Keenan Allen most likely reached his reasonable target ceiling (159) in 2017, leaving a major vacuum that Williams has shown he can fill. With an ADP in the 14th round, Williams is a no-risk, high reward player that should at worst be a solid bye-week ceiling play.
Patrick Mahomes, QB, KC: Apparently trading up to take Mahomes in the 1st round of the 2017 draft lit a fire under a previously risk-averse Alex Smith. A more-aggressive Smith ended up as the QB3 last season, but the Chiefs knew the future was in the rocket-armed, downfield-minded Mahomes and traded Smith this offseason.
Under the exact same system that allowed a less-talented Smith an elite 2017 fantasy season plus adding Watkins, Mahomes is a prime breakout candidate. He has a full year of practice and observation under his belt and showed excellent poise in his lone 2017 start (Week 17). There is a lot of ADP incongruity with the Chiefs: by definition, if Hill, Kelce, and Watkins all live up to their ADP, Mahomes will be a top-tier fantasy QB.

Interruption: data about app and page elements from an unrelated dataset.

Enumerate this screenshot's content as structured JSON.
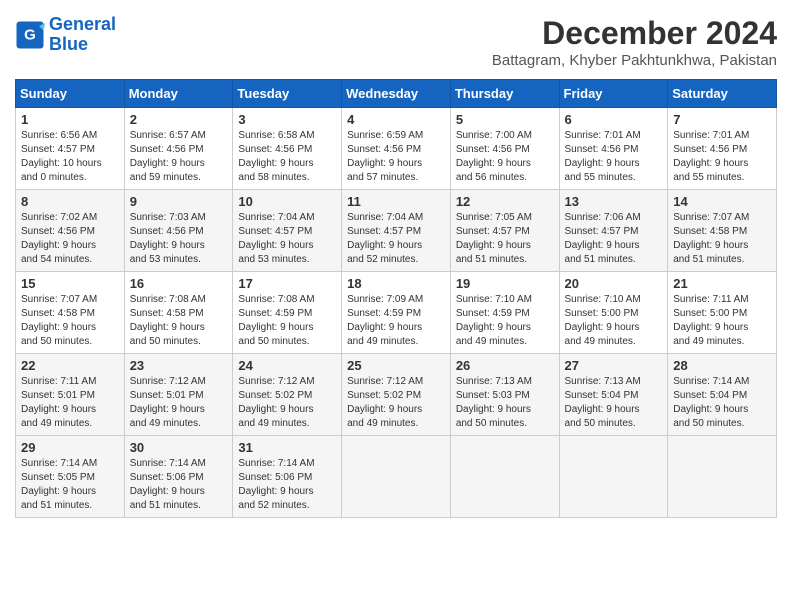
{
  "header": {
    "logo_line1": "General",
    "logo_line2": "Blue",
    "month": "December 2024",
    "location": "Battagram, Khyber Pakhtunkhwa, Pakistan"
  },
  "weekdays": [
    "Sunday",
    "Monday",
    "Tuesday",
    "Wednesday",
    "Thursday",
    "Friday",
    "Saturday"
  ],
  "weeks": [
    [
      {
        "day": "1",
        "sunrise": "Sunrise: 6:56 AM",
        "sunset": "Sunset: 4:57 PM",
        "daylight": "Daylight: 10 hours and 0 minutes."
      },
      {
        "day": "2",
        "sunrise": "Sunrise: 6:57 AM",
        "sunset": "Sunset: 4:56 PM",
        "daylight": "Daylight: 9 hours and 59 minutes."
      },
      {
        "day": "3",
        "sunrise": "Sunrise: 6:58 AM",
        "sunset": "Sunset: 4:56 PM",
        "daylight": "Daylight: 9 hours and 58 minutes."
      },
      {
        "day": "4",
        "sunrise": "Sunrise: 6:59 AM",
        "sunset": "Sunset: 4:56 PM",
        "daylight": "Daylight: 9 hours and 57 minutes."
      },
      {
        "day": "5",
        "sunrise": "Sunrise: 7:00 AM",
        "sunset": "Sunset: 4:56 PM",
        "daylight": "Daylight: 9 hours and 56 minutes."
      },
      {
        "day": "6",
        "sunrise": "Sunrise: 7:01 AM",
        "sunset": "Sunset: 4:56 PM",
        "daylight": "Daylight: 9 hours and 55 minutes."
      },
      {
        "day": "7",
        "sunrise": "Sunrise: 7:01 AM",
        "sunset": "Sunset: 4:56 PM",
        "daylight": "Daylight: 9 hours and 55 minutes."
      }
    ],
    [
      {
        "day": "8",
        "sunrise": "Sunrise: 7:02 AM",
        "sunset": "Sunset: 4:56 PM",
        "daylight": "Daylight: 9 hours and 54 minutes."
      },
      {
        "day": "9",
        "sunrise": "Sunrise: 7:03 AM",
        "sunset": "Sunset: 4:56 PM",
        "daylight": "Daylight: 9 hours and 53 minutes."
      },
      {
        "day": "10",
        "sunrise": "Sunrise: 7:04 AM",
        "sunset": "Sunset: 4:57 PM",
        "daylight": "Daylight: 9 hours and 53 minutes."
      },
      {
        "day": "11",
        "sunrise": "Sunrise: 7:04 AM",
        "sunset": "Sunset: 4:57 PM",
        "daylight": "Daylight: 9 hours and 52 minutes."
      },
      {
        "day": "12",
        "sunrise": "Sunrise: 7:05 AM",
        "sunset": "Sunset: 4:57 PM",
        "daylight": "Daylight: 9 hours and 51 minutes."
      },
      {
        "day": "13",
        "sunrise": "Sunrise: 7:06 AM",
        "sunset": "Sunset: 4:57 PM",
        "daylight": "Daylight: 9 hours and 51 minutes."
      },
      {
        "day": "14",
        "sunrise": "Sunrise: 7:07 AM",
        "sunset": "Sunset: 4:58 PM",
        "daylight": "Daylight: 9 hours and 51 minutes."
      }
    ],
    [
      {
        "day": "15",
        "sunrise": "Sunrise: 7:07 AM",
        "sunset": "Sunset: 4:58 PM",
        "daylight": "Daylight: 9 hours and 50 minutes."
      },
      {
        "day": "16",
        "sunrise": "Sunrise: 7:08 AM",
        "sunset": "Sunset: 4:58 PM",
        "daylight": "Daylight: 9 hours and 50 minutes."
      },
      {
        "day": "17",
        "sunrise": "Sunrise: 7:08 AM",
        "sunset": "Sunset: 4:59 PM",
        "daylight": "Daylight: 9 hours and 50 minutes."
      },
      {
        "day": "18",
        "sunrise": "Sunrise: 7:09 AM",
        "sunset": "Sunset: 4:59 PM",
        "daylight": "Daylight: 9 hours and 49 minutes."
      },
      {
        "day": "19",
        "sunrise": "Sunrise: 7:10 AM",
        "sunset": "Sunset: 4:59 PM",
        "daylight": "Daylight: 9 hours and 49 minutes."
      },
      {
        "day": "20",
        "sunrise": "Sunrise: 7:10 AM",
        "sunset": "Sunset: 5:00 PM",
        "daylight": "Daylight: 9 hours and 49 minutes."
      },
      {
        "day": "21",
        "sunrise": "Sunrise: 7:11 AM",
        "sunset": "Sunset: 5:00 PM",
        "daylight": "Daylight: 9 hours and 49 minutes."
      }
    ],
    [
      {
        "day": "22",
        "sunrise": "Sunrise: 7:11 AM",
        "sunset": "Sunset: 5:01 PM",
        "daylight": "Daylight: 9 hours and 49 minutes."
      },
      {
        "day": "23",
        "sunrise": "Sunrise: 7:12 AM",
        "sunset": "Sunset: 5:01 PM",
        "daylight": "Daylight: 9 hours and 49 minutes."
      },
      {
        "day": "24",
        "sunrise": "Sunrise: 7:12 AM",
        "sunset": "Sunset: 5:02 PM",
        "daylight": "Daylight: 9 hours and 49 minutes."
      },
      {
        "day": "25",
        "sunrise": "Sunrise: 7:12 AM",
        "sunset": "Sunset: 5:02 PM",
        "daylight": "Daylight: 9 hours and 49 minutes."
      },
      {
        "day": "26",
        "sunrise": "Sunrise: 7:13 AM",
        "sunset": "Sunset: 5:03 PM",
        "daylight": "Daylight: 9 hours and 50 minutes."
      },
      {
        "day": "27",
        "sunrise": "Sunrise: 7:13 AM",
        "sunset": "Sunset: 5:04 PM",
        "daylight": "Daylight: 9 hours and 50 minutes."
      },
      {
        "day": "28",
        "sunrise": "Sunrise: 7:14 AM",
        "sunset": "Sunset: 5:04 PM",
        "daylight": "Daylight: 9 hours and 50 minutes."
      }
    ],
    [
      {
        "day": "29",
        "sunrise": "Sunrise: 7:14 AM",
        "sunset": "Sunset: 5:05 PM",
        "daylight": "Daylight: 9 hours and 51 minutes."
      },
      {
        "day": "30",
        "sunrise": "Sunrise: 7:14 AM",
        "sunset": "Sunset: 5:06 PM",
        "daylight": "Daylight: 9 hours and 51 minutes."
      },
      {
        "day": "31",
        "sunrise": "Sunrise: 7:14 AM",
        "sunset": "Sunset: 5:06 PM",
        "daylight": "Daylight: 9 hours and 52 minutes."
      },
      null,
      null,
      null,
      null
    ]
  ]
}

Mahomes can easily be this year’s Carson Wentz or Deshaun Watson. With an 11th round ADP as QB16, you are getting massive upside with a small level of draft capital investment. Load up on WR/RB talent early, and draft Mahomes on your way to a championship.